_RECORDS SHOWN_
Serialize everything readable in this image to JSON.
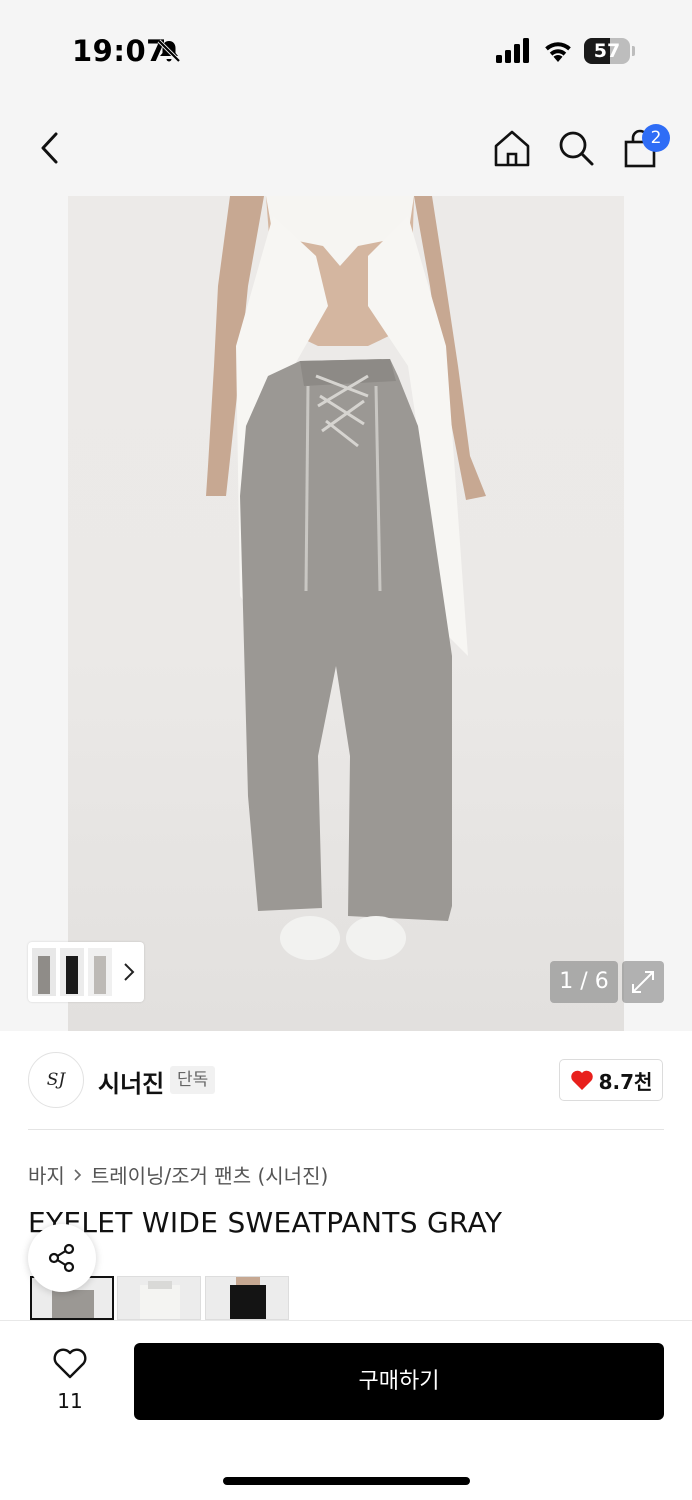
{
  "status_bar": {
    "time": "19:07",
    "battery": 57,
    "icons": [
      "bell-off-icon",
      "signal-icon",
      "wifi-icon",
      "battery-icon"
    ]
  },
  "top_nav": {
    "icons": [
      "back-icon",
      "home-icon",
      "search-icon",
      "cart-icon"
    ],
    "cart_count": "2"
  },
  "gallery": {
    "counter": "1 / 6",
    "icons": [
      "chevron-right-icon",
      "expand-icon"
    ]
  },
  "brand": {
    "logo_text": "SJ",
    "name": "시너진",
    "badge": "단독",
    "likes": "8.7천"
  },
  "breadcrumb": {
    "category": "바지",
    "subcategory": "트레이닝/조거 팬츠 (시너진)"
  },
  "product": {
    "title": "EYELET WIDE SWEATPANTS GRAY"
  },
  "colors": {
    "accent_blue": "#2f6df6",
    "like_red": "#e8201c",
    "button_black": "#000000"
  },
  "bottom_bar": {
    "wish_count": "11",
    "buy_label": "구매하기"
  }
}
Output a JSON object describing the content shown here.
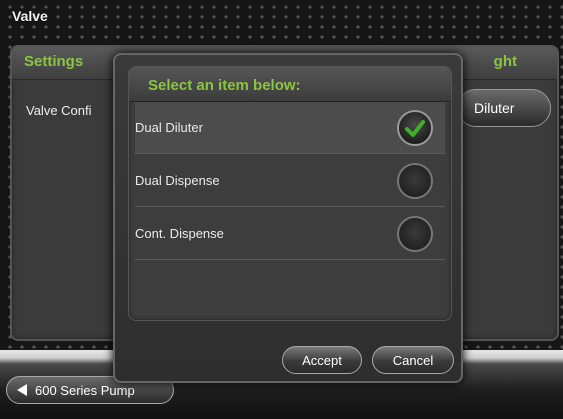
{
  "window": {
    "title": "Valve"
  },
  "background": {
    "settings_header": "Settings",
    "right_header": "ght",
    "valve_label": "Valve Confi",
    "valve_button": "Diluter"
  },
  "dialog": {
    "header": "Select an item below:",
    "items": [
      {
        "label": "Dual Diluter",
        "selected": true
      },
      {
        "label": "Dual Dispense",
        "selected": false
      },
      {
        "label": "Cont. Dispense",
        "selected": false
      }
    ],
    "accept_label": "Accept",
    "cancel_label": "Cancel"
  },
  "footer": {
    "back_label": "600 Series Pump"
  },
  "colors": {
    "accent_green": "#8bc63f",
    "check_green": "#3fae2a"
  }
}
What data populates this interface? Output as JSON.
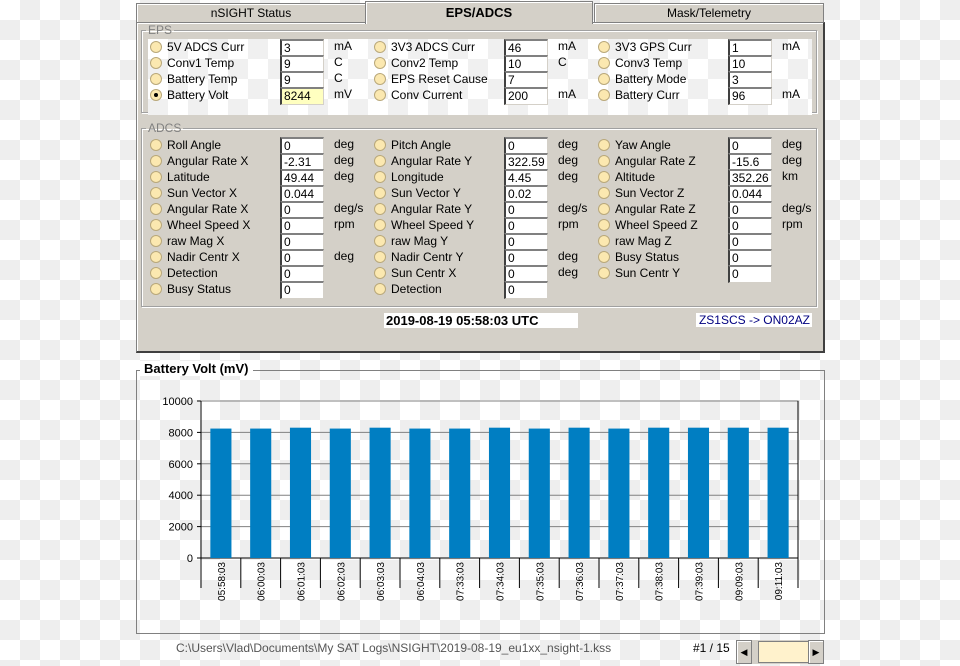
{
  "tabs": [
    "nSIGHT Status",
    "EPS/ADCS",
    "Mask/Telemetry"
  ],
  "active_tab": 1,
  "eps": {
    "legend": "EPS",
    "columns": [
      [
        {
          "label": "5V ADCS Curr",
          "value": "3",
          "unit": "mA",
          "checked": false
        },
        {
          "label": "Conv1 Temp",
          "value": "9",
          "unit": "C",
          "checked": false
        },
        {
          "label": "Battery Temp",
          "value": "9",
          "unit": "C",
          "checked": false
        },
        {
          "label": "Battery Volt",
          "value": "8244",
          "unit": "mV",
          "checked": true
        }
      ],
      [
        {
          "label": "3V3 ADCS Curr",
          "value": "46",
          "unit": "mA",
          "checked": false
        },
        {
          "label": "Conv2 Temp",
          "value": "10",
          "unit": "C",
          "checked": false
        },
        {
          "label": "EPS Reset Cause",
          "value": "7",
          "unit": "",
          "checked": false
        },
        {
          "label": "Conv Current",
          "value": "200",
          "unit": "mA",
          "checked": false
        }
      ],
      [
        {
          "label": "3V3 GPS Curr",
          "value": "1",
          "unit": "mA",
          "checked": false
        },
        {
          "label": "Conv3 Temp",
          "value": "10",
          "unit": "",
          "checked": false
        },
        {
          "label": "Battery Mode",
          "value": "3",
          "unit": "",
          "checked": false
        },
        {
          "label": "Battery Curr",
          "value": "96",
          "unit": "mA",
          "checked": false
        }
      ]
    ]
  },
  "adcs": {
    "legend": "ADCS",
    "columns": [
      [
        {
          "label": "Roll Angle",
          "value": "0",
          "unit": "deg"
        },
        {
          "label": "Angular Rate X",
          "value": "-2.31",
          "unit": "deg"
        },
        {
          "label": "Latitude",
          "value": "49.44",
          "unit": "deg"
        },
        {
          "label": "Sun Vector X",
          "value": "0.044",
          "unit": ""
        },
        {
          "label": "Angular Rate X",
          "value": "0",
          "unit": "deg/s"
        },
        {
          "label": "Wheel Speed X",
          "value": "0",
          "unit": "rpm"
        },
        {
          "label": "raw Mag X",
          "value": "0",
          "unit": ""
        },
        {
          "label": "Nadir Centr X",
          "value": "0",
          "unit": "deg"
        },
        {
          "label": "Detection",
          "value": "0",
          "unit": ""
        },
        {
          "label": "Busy Status",
          "value": "0",
          "unit": ""
        }
      ],
      [
        {
          "label": "Pitch Angle",
          "value": "0",
          "unit": "deg"
        },
        {
          "label": "Angular Rate Y",
          "value": "322.59",
          "unit": "deg"
        },
        {
          "label": "Longitude",
          "value": "4.45",
          "unit": "deg"
        },
        {
          "label": "Sun Vector Y",
          "value": "0.02",
          "unit": ""
        },
        {
          "label": "Angular Rate Y",
          "value": "0",
          "unit": "deg/s"
        },
        {
          "label": "Wheel Speed Y",
          "value": "0",
          "unit": "rpm"
        },
        {
          "label": "raw Mag Y",
          "value": "0",
          "unit": ""
        },
        {
          "label": "Nadir Centr Y",
          "value": "0",
          "unit": "deg"
        },
        {
          "label": "Sun Centr X",
          "value": "0",
          "unit": "deg"
        },
        {
          "label": "Detection",
          "value": "0",
          "unit": ""
        }
      ],
      [
        {
          "label": "Yaw Angle",
          "value": "0",
          "unit": "deg"
        },
        {
          "label": "Angular Rate Z",
          "value": "-15.6",
          "unit": "deg"
        },
        {
          "label": "Altitude",
          "value": "352.26",
          "unit": "km"
        },
        {
          "label": "Sun Vector Z",
          "value": "0.044",
          "unit": ""
        },
        {
          "label": "Angular Rate Z",
          "value": "0",
          "unit": "deg/s"
        },
        {
          "label": "Wheel Speed Z",
          "value": "0",
          "unit": "rpm"
        },
        {
          "label": "raw Mag Z",
          "value": "0",
          "unit": ""
        },
        {
          "label": "Busy Status",
          "value": "0",
          "unit": ""
        },
        {
          "label": "Sun Centr Y",
          "value": "0",
          "unit": ""
        }
      ]
    ]
  },
  "timestamp": "2019-08-19 05:58:03 UTC",
  "callsign": "ZS1SCS -> ON02AZ",
  "chart_data": {
    "type": "bar",
    "title": "Battery Volt (mV)",
    "xlabel": "",
    "ylabel": "",
    "ylim": [
      0,
      10000
    ],
    "yticks": [
      0,
      2000,
      4000,
      6000,
      8000,
      10000
    ],
    "grid": true,
    "color": "#007ec2",
    "categories": [
      "05:58:03",
      "06:00:03",
      "06:01:03",
      "06:02:03",
      "06:03:03",
      "06:04:03",
      "07:33:03",
      "07:34:03",
      "07:35:03",
      "07:36:03",
      "07:37:03",
      "07:38:03",
      "07:39:03",
      "09:09:03",
      "09:11:03"
    ],
    "values": [
      8244,
      8244,
      8300,
      8244,
      8300,
      8244,
      8244,
      8300,
      8244,
      8300,
      8244,
      8300,
      8300,
      8300,
      8300
    ]
  },
  "status": {
    "file_path": "C:\\Users\\Vlad\\Documents\\My SAT Logs\\NSIGHT\\2019-08-19_eu1xx_nsight-1.kss",
    "page_indicator": "#1 / 15",
    "scroll_left": "◀",
    "scroll_right": "▶"
  }
}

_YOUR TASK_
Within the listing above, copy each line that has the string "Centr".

_EXERCISE ANSWER_
          "label": "Nadir Centr X",
          "label": "Nadir Centr Y",
          "label": "Sun Centr X",
          "label": "Sun Centr Y",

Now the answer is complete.